Welcome to the little blog of our adventures and mishaps along Australia’s Bicentennial National Trail.
This page is all about our BNT journey, and together, our team consists of two little pack donkeys known as Basil and Jasmine, a trusty thoroughbred named Fly, and of course the two humans…..mother and 10 year old daughter.
So what exactly are we doing?
We plan to travel the length of Australia’s Bicentennial Trail’ which runs from Healesville (near Melbourne) to Cooktown, in far north Queensland on foot (mum) and horseback (daughter). The trail is over 5000km long, roughly following the Great Dividing Range, and will take us at least a year to traverse. After years of dreaming, months of planning, research, preparation, dehydrating copious quantities of food, worrying, fretting, nail biting and almost piking out, I bit the bullet and we are finally out on the trail!
Our journey will unfold in two phases- the first of which will have us travelling from Canberra to Cooktown. If we are are still happy and healthy on arrival in Cooktown, our babies will be trucked south for the final leg of the trail- Canberra to Healesville.
Why not start at the beginning of the trail?
While I had originally planed to start in Healesville, due to the difficult terrain and distance between resupply points on the Victorian section of the trail, I decided that it would be in our best interests to start our journey further north and save what is arguably the most difficult part of the trail for last.
So we commenced our journey just north of the Hume highway, where the lands are flatter (much more comforting for these mountain-deprived West Australians) and you are never far between towns. And even that has been plenty challenging enough for a couple of horse-trekking newbies like us!
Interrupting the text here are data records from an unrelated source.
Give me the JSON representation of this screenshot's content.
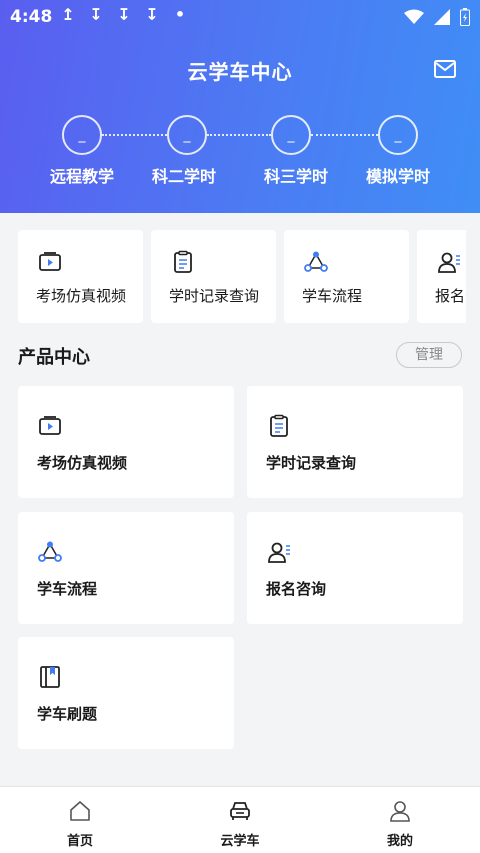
{
  "status_bar": {
    "time": "4:48",
    "notif_icons": [
      "↥",
      "↧",
      "↧",
      "↧",
      "•"
    ]
  },
  "header": {
    "title": "云学车中心"
  },
  "steps": [
    {
      "value": "_",
      "label": "远程教学"
    },
    {
      "value": "_",
      "label": "科二学时"
    },
    {
      "value": "_",
      "label": "科三学时"
    },
    {
      "value": "_",
      "label": "模拟学时"
    }
  ],
  "quick_items": [
    {
      "label": "考场仿真视频",
      "icon": "video-icon"
    },
    {
      "label": "学时记录查询",
      "icon": "clipboard-icon"
    },
    {
      "label": "学车流程",
      "icon": "flow-icon"
    },
    {
      "label": "报名咨询",
      "icon": "user-list-icon"
    }
  ],
  "product_center": {
    "title": "产品中心",
    "manage_label": "管理",
    "items": [
      {
        "label": "考场仿真视频",
        "icon": "video-icon"
      },
      {
        "label": "学时记录查询",
        "icon": "clipboard-icon"
      },
      {
        "label": "学车流程",
        "icon": "flow-icon"
      },
      {
        "label": "报名咨询",
        "icon": "user-list-icon"
      },
      {
        "label": "学车刷题",
        "icon": "book-icon"
      }
    ]
  },
  "bottom_nav": [
    {
      "label": "首页",
      "icon": "home-icon",
      "active": false
    },
    {
      "label": "云学车",
      "icon": "car-icon",
      "active": true
    },
    {
      "label": "我的",
      "icon": "profile-icon",
      "active": false
    }
  ],
  "colors": {
    "accent": "#4c7bf3",
    "icon_blue": "#3f7cf6",
    "icon_dark": "#222222"
  }
}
Well, plans are often made to be changed, as was certainly the case in our BNT trek. By the time we made it to Biggenden (near Bundaberg), it was already July and North Queensland was gearing up for its hot, humid wet season. If we were to continue travelling north, we would have made it Cooktown in the middle of the January heat- ick. Not happening….
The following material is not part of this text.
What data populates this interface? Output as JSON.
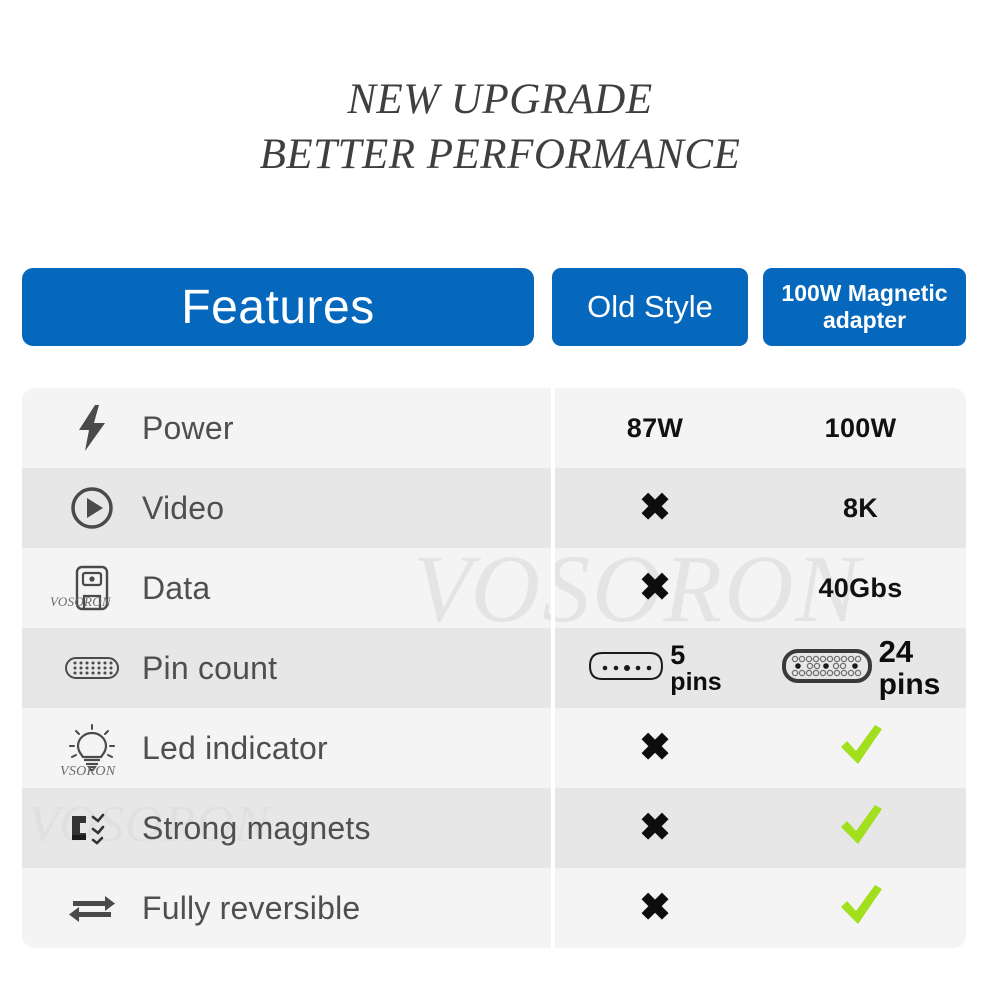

So we toyed with the idea of pulling up and stopping for a while… But that would mean a six month break before the wet season passed and the weather is suitable for trekking in the tropics again.
We also toyed with the idea of going home once it got unpleasantly hot to travel. But Z and I were both committed to covering the whole distance between Healesville and Cooktown, so I ultimately decided on covering the top 2000km or so by tandem bike.
Luckily, we had our good mates along in a camper van to support us and carry our camping equipment, which made things easier. While all this was going on, our horse and two donkeys were resting up with friends in NSW.
At the beginning of October, we were reunited with them for the final leg of our trek– Canberra to Healseville with horse and donkeys…Here we come, Melbourne!
So why do this anyway?
1. To see if we can.
Not long ago, I read ‘Walk Across Australia’, Deanna Sorenson’s book about her solo walk across the Nullarbor plain. When people asked why in god’s name she would attempt such a feat, her answer was always, ‘to see if I can’. Makes sense to me. I believe people are often much more capable and powerful than they believe themselves to be. Why not put it to the test? If we aim for the stars, we might just reach the moon…
2. To spend time together.
Although I get an awful lot out of my career as a teacher, I feel like my own daughter has taken on a bit of a backseat position over the years. I’m sure many can relate! Ever since she was born, I have spent my days having fun with other people’s children instead of my own.
Now its her turn. She is at the age where I fell she is up for for a challenge like this, and it might be a bit harder to drag her away from school and friends in a few years’ time. And since we are away from the mod-cons of home and the distractions of a social life, consumerism, school commitments, home maintenance and all the other things that can eat up a whole day, it is real time, where we have to work as a team to make everything come together.
3. To test my ‘mettle’
Whta’s even IS mettle? Funny old word… Anyway, there is nothing like a bit of adversity to build character. Every time we overcome an obstacle or solve a problem, we grow and learn. So…….. Bring on the challenges, BNT! Well, slowly, please…. And one at a time, if you don’t mind.
3. To go ‘a bit feral’ for a while…
I’ve always wanted to live in the wild. At a young age, I remember being convinced that showers and beds etc were a waste of time and resources. Why not just wash in the dam? Why not just build treehouses? I would say travelling the BNT is one of the most socially acceptable, legit ways of going bush for a year. I am hoping that in our time out here, we will experience a return to simpler ways: living outdoors, travelling with the seasons and having gratitude for the smaller things we come across, whether it be a patch of shade, a flowing creek for a thirsty horse, or a nice hot cup of coffee upon arrival in town.